Truman's brings back 19th century stout
Added: Wednesday, November 27th 2013
Truman’s, the brewery that was re-born in East London this summer, 24-years after it was forced to close, is releasing a strictly limited bottle run of the beer it brewed to Christen its new home.
Just 2,000 bottles of Truman’s London Keeper 1880 Double Export Stout have been produced. Each 75cl bottle has been hand-signed and finished in ivory wax. Following four months initial ageing in bottle, it will continue to improve and develop for up to a decade and provide a lasting reminder of the opening of the new brewery at Hackney Wick and the start of the next great chapter in Truman’s history.
Bottled without filtration, the beer pours midnight black, with aromas of toasted nuts and dark chocolate.
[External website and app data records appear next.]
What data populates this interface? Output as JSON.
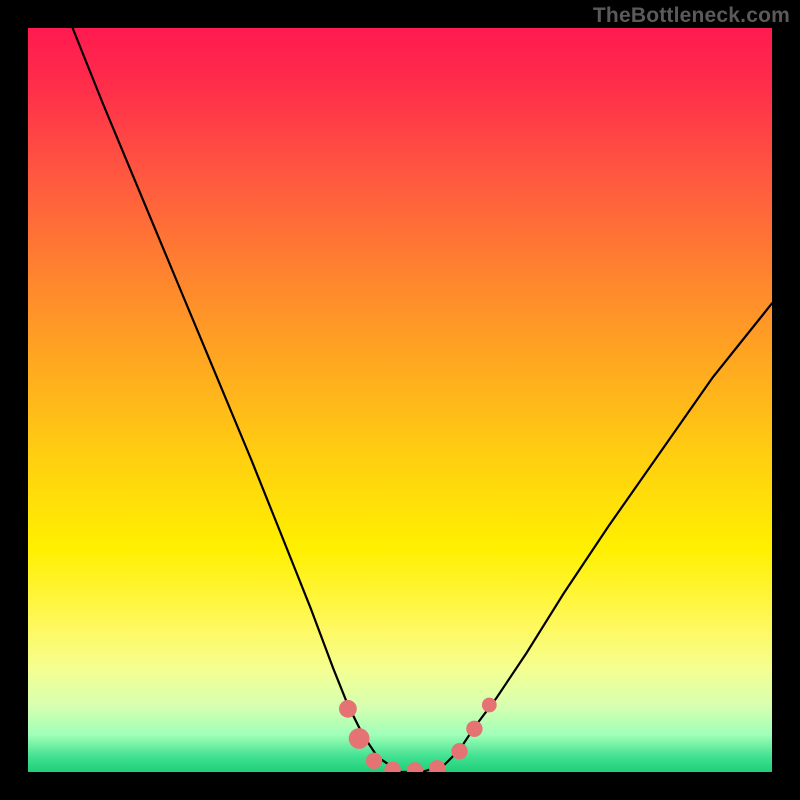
{
  "watermark": "TheBottleneck.com",
  "chart_data": {
    "type": "line",
    "title": "",
    "xlabel": "",
    "ylabel": "",
    "xlim": [
      0,
      100
    ],
    "ylim": [
      0,
      100
    ],
    "series": [
      {
        "name": "bottleneck-curve",
        "x": [
          6,
          10,
          15,
          20,
          25,
          30,
          34,
          38,
          41,
          43,
          45,
          47,
          50,
          53,
          56,
          58,
          60,
          63,
          67,
          72,
          78,
          85,
          92,
          100
        ],
        "values": [
          100,
          90,
          78,
          66,
          54,
          42,
          32,
          22,
          14,
          9,
          5,
          2,
          0,
          0,
          1,
          3,
          6,
          10,
          16,
          24,
          33,
          43,
          53,
          63
        ]
      }
    ],
    "markers": [
      {
        "name": "dot-left-upper",
        "x": 43.0,
        "y": 8.5,
        "r": 1.2
      },
      {
        "name": "dot-left-mid",
        "x": 44.5,
        "y": 4.5,
        "r": 1.4
      },
      {
        "name": "dot-left-lower",
        "x": 46.5,
        "y": 1.5,
        "r": 1.1
      },
      {
        "name": "dot-valley-a",
        "x": 49.0,
        "y": 0.3,
        "r": 1.1
      },
      {
        "name": "dot-valley-b",
        "x": 52.0,
        "y": 0.2,
        "r": 1.1
      },
      {
        "name": "dot-valley-c",
        "x": 55.0,
        "y": 0.5,
        "r": 1.1
      },
      {
        "name": "dot-right-lower",
        "x": 58.0,
        "y": 2.8,
        "r": 1.1
      },
      {
        "name": "dot-right-mid",
        "x": 60.0,
        "y": 5.8,
        "r": 1.1
      },
      {
        "name": "dot-right-upper",
        "x": 62.0,
        "y": 9.0,
        "r": 1.0
      }
    ],
    "marker_color": "#e57373",
    "curve_color": "#000000",
    "curve_width": 2.2
  }
}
It then delivers an explosion of crunchy, malty flavours with background notes of liquorice and black treacle. The malty sweetness is balanced by hop bitterness.
This piece of brewing history is now available to buy online from the Truman’s website (www.trumansbeer.co.uk), priced at £17.99. A limited amount will also be released in cask to selected London pubs in time for Christmas.
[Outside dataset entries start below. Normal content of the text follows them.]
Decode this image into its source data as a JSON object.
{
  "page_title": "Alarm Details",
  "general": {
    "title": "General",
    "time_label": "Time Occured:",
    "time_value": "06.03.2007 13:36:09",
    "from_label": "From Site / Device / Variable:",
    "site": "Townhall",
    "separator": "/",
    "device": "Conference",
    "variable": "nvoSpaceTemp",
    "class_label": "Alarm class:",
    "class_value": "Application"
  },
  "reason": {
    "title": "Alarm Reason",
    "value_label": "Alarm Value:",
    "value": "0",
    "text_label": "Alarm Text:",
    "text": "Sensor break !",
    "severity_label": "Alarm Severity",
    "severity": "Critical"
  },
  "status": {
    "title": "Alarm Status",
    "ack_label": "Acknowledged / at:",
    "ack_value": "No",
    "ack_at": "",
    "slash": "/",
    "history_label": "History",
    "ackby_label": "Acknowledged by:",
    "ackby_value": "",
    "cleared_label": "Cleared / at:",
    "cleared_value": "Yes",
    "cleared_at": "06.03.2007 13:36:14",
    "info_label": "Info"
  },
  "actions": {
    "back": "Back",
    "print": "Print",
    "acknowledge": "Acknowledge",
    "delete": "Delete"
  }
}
The first Truman’s beer brewed in London for 24 years links the old brewery to the new and showcases the quality of the ale that the Eyrie plant can produce. After hours spent looking through Truman’s recipe books at the London Metropolitan Archive, Truman’s London Keeper – based on the recipe for a Double Export Stout from 1880 – was born. Head brewer Benedikt Ott says: “A recipe from 1880 just jumped at me. It was an 8% ABV double export stout – but the intriguing thing was that it was brewed with American hops.”
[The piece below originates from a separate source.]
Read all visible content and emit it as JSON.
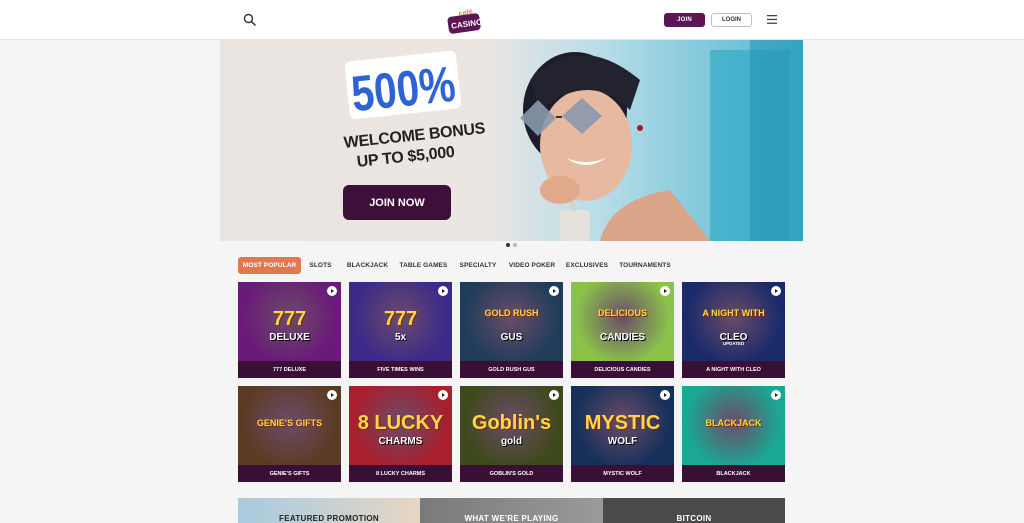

Despite their modern popularity, American hops were only used in the 19th century when the English hop harvest failed. Although it was impossible to find out which hops were actually used at the time, Willamette and Sterling were selected due to their similarity to older hop varieties and suitability for the style.
London Keeper was the name that Truman’s has historically given to ales that were designed for slow maturation, the style of beer that has a few years to age, evolve and improve.
The labels were printed by Baddeley Brothers, East London’s finest and most historic printers, using the age-old letterpress technique. The bottles were then hand-sealed with ivory wax. Each label has been individually signed by James Morgan, Truman’s founder, and Ben Ott, head brewer.
James Morgan added: “This beer has been a real labour of love for us. We are somewhat sad to see it go!”
For further details, samples and images contact Jack Hibberd on firstname.lastname@example.org or phone 020 85333575.
*Founded in 1666, Truman’s was once a heavyweight of British brewing – by the late 1800s it was the world’s largest brewer. It fell victim to the merger mania of the 1970s and 80s, after which the pubs were sold and the brewery closed. The company was revived in 2010 with the intention of making Truman’s a great name in brewing once again.
An investment of £1million has seen the company re-establish its roots in Hackney Wick, just a stroll down the Roman Road from the original brewery in Brick Lane. In August 2013, the first beers brewed in London for 24 years were delivered to the capital’s pubs.
The team has also recovered the original yeast strain that was used at the Brick Lane brewery in its heyday. Preserved in liquid nitrogen since 1958 at temperatures of
-196c, the yeast will ensure that the beer produced is authentically Truman’s.